Advent is a wonderful exercise in patience. Counting down, waiting, expecting good things.
This year, as I looked through the plethora of creative Advent calendar options on Pinterest, I felt that God was calling me to be still. That to really dive into the Advent adventure this year, our family could practice stillness and quiet.
Normally, this is not a quiet time for our family. We cram as much as we can into each Advent weekend, then have a whole host of extended family Christmases during the holidays. We’ve tried to super-simplify our gift-giving, but there are still things to buy and make and bake and wrap. We make lists and check them twice. We have traditions that cannot be skipped. It’s a flurry of activity, right from Advent Sunday #1 until New Year’s Day. All of this makes for a very full and fun season, but one that is lacking stillness.
This year, instead of opening a playmobil or chocolate or “do something Christmas-y every day” Advent calendar, we’re reading a Christmas poem or story each night at the supper table. It’s been a way of being still, enjoying words read aloud, and talking about the meaning together.
What advent traditions can you cultivate that encourage stillness, quiet, and wonder?
1. Read the passage from James 5:7-10 together. Talk about waiting – for Christmas, for Christ’s coming, and what that means for us today.
2. Turn on the Christmas tree lights, snuggle up in blankets, and take turns playing your favorite Christmas songs for each other.

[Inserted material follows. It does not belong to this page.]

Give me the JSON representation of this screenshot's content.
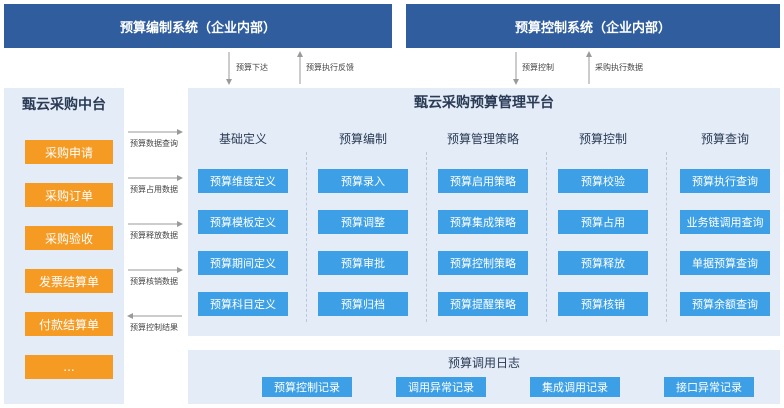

What is it that you like about the words or the music?
3. Read Mary’s magnificat in Luke 1:46-55 – a powerful example of Mary showing wonder and gratitude at what God has done for her.
How can we magnify the Lord? Find a magnifying glass and talk about what it would mean to magnify God this Christmas.
What great things has the Mighty One done in your family this past year? Make a Christmas tree ornament that has symbols or words to describe the goodness you’ve experienced this year.
How can you join God’s work in showing mercy and filling the hungry with good things? How is God calling you to show love to others in your community? Take time to pray for hope and light to shine in your neighbourhood.
4. Create a cedar bough labyrinth to walk on outside in the dark evening. Make a circular path that leads into the center, where there is a large candle glowing. Help the children light their own candle from that large candle’s flame and place it on the side of the path as they walk out of the labyrinth. Sing songs about light. This could be done on December 21st as part of a “welcoming the light” celebration.